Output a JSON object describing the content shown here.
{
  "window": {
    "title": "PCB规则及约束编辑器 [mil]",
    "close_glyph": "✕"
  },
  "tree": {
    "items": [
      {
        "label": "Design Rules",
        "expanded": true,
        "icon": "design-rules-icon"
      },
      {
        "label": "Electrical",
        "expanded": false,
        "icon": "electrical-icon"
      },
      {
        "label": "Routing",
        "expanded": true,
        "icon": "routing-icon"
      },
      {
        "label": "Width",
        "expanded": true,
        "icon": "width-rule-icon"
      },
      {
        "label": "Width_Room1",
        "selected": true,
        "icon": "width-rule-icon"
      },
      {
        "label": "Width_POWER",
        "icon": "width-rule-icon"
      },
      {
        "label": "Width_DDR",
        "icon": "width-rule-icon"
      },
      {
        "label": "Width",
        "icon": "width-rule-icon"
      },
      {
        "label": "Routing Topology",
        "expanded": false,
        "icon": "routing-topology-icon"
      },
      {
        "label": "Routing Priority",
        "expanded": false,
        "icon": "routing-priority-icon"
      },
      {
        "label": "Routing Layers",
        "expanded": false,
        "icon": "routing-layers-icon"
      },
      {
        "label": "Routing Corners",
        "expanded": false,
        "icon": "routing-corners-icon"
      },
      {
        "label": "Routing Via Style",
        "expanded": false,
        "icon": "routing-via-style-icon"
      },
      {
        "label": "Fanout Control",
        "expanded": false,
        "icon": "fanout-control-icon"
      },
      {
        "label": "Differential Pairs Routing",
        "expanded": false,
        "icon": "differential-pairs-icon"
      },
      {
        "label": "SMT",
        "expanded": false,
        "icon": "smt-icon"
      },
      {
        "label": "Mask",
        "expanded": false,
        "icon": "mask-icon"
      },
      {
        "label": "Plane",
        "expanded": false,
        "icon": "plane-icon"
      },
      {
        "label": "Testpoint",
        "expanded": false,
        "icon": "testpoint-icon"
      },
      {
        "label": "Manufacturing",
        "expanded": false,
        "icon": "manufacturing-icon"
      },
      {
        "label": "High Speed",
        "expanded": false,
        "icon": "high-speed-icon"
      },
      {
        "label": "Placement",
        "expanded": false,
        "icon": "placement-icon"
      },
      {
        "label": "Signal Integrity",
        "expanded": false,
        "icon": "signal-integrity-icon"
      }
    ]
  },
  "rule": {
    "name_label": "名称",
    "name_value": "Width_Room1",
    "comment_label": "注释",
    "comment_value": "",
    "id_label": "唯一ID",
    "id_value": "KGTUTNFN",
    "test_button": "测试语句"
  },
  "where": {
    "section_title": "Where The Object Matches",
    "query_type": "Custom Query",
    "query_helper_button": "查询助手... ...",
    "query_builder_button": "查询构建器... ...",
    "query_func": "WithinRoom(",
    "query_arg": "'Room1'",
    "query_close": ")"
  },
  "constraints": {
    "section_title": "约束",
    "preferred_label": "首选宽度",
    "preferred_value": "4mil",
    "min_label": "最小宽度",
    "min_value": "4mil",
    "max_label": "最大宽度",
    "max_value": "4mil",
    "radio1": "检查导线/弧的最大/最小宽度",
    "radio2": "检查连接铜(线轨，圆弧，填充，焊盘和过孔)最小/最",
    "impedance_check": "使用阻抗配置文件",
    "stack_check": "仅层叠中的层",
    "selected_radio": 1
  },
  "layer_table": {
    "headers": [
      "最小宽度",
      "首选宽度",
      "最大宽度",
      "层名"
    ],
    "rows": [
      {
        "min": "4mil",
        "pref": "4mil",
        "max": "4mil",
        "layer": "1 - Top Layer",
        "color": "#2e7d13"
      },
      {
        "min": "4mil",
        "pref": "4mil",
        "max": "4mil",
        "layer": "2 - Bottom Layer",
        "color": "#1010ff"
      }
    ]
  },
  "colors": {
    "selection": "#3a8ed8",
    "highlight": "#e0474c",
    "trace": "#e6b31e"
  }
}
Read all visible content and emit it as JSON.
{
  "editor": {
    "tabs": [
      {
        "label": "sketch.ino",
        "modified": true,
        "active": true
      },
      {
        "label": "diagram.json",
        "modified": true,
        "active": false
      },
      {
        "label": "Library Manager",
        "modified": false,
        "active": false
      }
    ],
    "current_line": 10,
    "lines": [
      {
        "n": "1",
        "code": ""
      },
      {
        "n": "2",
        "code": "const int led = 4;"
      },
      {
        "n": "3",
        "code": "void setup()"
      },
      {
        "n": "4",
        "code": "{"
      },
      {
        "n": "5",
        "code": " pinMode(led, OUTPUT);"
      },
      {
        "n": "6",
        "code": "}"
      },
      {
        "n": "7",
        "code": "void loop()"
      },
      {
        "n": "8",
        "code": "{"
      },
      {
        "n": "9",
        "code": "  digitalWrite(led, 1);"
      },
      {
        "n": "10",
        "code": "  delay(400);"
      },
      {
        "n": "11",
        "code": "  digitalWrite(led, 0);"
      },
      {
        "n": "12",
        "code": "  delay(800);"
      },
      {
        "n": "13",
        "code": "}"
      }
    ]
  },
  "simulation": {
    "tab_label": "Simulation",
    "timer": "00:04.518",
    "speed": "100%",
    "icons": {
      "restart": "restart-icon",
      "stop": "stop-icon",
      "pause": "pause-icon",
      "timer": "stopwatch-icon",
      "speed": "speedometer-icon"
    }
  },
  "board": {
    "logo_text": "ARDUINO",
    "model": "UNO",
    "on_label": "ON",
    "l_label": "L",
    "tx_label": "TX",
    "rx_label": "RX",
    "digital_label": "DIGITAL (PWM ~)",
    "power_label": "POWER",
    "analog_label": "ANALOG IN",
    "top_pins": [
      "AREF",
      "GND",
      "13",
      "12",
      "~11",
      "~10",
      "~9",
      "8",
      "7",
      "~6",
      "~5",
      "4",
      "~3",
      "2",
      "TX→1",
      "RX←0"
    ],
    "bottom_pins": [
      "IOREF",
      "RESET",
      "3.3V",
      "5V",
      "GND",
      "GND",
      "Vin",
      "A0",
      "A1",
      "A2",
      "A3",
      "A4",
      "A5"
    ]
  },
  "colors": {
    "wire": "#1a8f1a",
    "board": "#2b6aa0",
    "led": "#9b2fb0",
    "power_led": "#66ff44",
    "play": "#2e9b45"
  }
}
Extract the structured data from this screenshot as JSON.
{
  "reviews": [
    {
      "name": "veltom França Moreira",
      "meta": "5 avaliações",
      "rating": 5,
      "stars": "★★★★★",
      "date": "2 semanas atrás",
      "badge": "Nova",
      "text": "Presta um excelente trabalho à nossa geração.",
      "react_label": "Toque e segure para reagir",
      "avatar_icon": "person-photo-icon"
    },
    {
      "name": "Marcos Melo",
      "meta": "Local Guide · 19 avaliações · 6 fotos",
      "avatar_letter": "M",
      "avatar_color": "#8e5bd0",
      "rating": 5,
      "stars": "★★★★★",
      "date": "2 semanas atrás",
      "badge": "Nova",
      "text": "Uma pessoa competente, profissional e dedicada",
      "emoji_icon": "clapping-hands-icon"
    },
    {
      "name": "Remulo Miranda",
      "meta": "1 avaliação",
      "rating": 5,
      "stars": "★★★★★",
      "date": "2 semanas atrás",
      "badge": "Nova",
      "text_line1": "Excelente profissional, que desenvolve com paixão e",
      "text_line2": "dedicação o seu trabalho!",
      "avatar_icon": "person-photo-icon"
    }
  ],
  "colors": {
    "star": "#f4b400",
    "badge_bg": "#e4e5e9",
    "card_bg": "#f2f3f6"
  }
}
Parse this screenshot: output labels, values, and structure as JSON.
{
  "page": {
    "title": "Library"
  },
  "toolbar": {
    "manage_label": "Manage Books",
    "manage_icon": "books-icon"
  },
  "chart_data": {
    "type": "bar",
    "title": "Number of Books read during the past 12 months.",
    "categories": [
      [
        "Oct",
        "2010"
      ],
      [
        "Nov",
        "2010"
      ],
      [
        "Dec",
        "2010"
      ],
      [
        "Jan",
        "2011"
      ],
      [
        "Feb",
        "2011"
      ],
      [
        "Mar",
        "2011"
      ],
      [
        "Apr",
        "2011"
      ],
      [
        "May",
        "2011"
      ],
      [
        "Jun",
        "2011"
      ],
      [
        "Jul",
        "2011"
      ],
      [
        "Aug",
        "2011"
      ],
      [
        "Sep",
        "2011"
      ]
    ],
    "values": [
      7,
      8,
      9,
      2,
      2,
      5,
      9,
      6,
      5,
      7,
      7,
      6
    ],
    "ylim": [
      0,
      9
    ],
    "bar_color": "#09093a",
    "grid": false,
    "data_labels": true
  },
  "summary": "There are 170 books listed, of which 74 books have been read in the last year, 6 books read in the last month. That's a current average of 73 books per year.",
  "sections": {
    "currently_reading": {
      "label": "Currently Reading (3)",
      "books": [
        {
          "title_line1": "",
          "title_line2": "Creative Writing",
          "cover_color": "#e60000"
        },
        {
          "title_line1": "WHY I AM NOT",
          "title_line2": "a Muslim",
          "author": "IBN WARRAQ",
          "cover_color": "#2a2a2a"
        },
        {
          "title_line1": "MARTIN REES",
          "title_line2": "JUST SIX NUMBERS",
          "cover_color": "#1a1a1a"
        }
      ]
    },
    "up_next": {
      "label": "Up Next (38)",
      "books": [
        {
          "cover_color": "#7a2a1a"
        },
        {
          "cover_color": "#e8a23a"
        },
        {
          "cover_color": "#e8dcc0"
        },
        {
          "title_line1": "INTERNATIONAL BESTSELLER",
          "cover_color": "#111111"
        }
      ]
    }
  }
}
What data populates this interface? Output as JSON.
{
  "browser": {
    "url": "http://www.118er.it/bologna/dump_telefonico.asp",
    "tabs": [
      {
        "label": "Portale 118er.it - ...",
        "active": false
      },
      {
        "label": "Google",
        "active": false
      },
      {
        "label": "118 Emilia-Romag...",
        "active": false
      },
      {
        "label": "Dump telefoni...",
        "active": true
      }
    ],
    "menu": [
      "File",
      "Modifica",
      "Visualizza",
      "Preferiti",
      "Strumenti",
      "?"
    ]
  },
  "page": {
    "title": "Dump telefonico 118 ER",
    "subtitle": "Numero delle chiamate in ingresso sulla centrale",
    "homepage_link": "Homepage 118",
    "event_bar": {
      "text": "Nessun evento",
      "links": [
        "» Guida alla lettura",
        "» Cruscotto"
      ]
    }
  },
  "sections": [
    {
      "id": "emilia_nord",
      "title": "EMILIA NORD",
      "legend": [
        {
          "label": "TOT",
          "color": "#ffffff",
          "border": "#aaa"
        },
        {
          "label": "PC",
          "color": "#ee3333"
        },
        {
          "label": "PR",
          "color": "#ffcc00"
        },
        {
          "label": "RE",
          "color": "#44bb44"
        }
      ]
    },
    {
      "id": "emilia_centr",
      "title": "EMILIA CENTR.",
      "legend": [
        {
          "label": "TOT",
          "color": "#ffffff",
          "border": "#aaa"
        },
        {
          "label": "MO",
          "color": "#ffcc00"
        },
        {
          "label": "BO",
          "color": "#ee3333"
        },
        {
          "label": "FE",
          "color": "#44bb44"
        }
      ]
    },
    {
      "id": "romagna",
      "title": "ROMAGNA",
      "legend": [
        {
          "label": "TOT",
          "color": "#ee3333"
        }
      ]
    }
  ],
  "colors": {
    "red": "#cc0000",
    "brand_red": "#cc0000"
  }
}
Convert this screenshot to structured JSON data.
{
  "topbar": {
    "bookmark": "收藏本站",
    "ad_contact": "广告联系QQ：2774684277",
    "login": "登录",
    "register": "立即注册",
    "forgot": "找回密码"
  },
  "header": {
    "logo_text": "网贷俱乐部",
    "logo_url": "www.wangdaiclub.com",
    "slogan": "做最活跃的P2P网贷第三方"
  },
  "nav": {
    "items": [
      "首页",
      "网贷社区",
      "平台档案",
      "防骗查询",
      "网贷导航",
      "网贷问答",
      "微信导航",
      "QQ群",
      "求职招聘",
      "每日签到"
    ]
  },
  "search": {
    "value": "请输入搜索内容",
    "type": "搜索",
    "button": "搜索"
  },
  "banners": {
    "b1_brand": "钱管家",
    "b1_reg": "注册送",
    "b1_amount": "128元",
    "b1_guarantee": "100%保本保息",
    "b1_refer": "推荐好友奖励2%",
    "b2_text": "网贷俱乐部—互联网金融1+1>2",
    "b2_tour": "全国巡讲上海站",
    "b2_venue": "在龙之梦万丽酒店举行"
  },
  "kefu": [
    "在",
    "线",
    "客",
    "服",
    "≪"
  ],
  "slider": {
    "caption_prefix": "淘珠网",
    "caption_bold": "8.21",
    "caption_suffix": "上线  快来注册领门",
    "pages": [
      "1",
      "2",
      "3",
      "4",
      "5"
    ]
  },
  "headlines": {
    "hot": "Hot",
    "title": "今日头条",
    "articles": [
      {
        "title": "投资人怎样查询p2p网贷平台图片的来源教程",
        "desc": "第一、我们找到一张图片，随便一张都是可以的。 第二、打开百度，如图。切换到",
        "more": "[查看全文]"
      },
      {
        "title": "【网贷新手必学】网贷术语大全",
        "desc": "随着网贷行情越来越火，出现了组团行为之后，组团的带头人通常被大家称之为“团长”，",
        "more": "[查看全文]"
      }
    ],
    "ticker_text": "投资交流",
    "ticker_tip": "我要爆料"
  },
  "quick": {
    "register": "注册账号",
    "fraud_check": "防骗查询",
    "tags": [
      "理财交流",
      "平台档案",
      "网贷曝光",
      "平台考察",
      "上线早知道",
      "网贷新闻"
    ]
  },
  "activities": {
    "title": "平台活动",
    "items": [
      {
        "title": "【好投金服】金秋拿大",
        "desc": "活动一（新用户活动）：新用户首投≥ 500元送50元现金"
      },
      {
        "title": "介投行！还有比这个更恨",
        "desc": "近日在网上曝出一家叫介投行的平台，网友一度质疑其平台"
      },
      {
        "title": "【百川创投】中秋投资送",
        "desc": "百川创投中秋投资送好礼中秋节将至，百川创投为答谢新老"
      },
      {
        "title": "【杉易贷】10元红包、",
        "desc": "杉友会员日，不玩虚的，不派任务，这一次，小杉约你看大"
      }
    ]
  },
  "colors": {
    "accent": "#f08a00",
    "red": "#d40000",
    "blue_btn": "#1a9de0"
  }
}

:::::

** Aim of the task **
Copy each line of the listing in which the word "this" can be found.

** Final answer **
Extract the structured data from this screenshot as JSON.
Parse this screenshot: output labels, values, and structure as JSON.
What data populates this interface? Output as JSON.
Convert this screenshot to structured JSON data.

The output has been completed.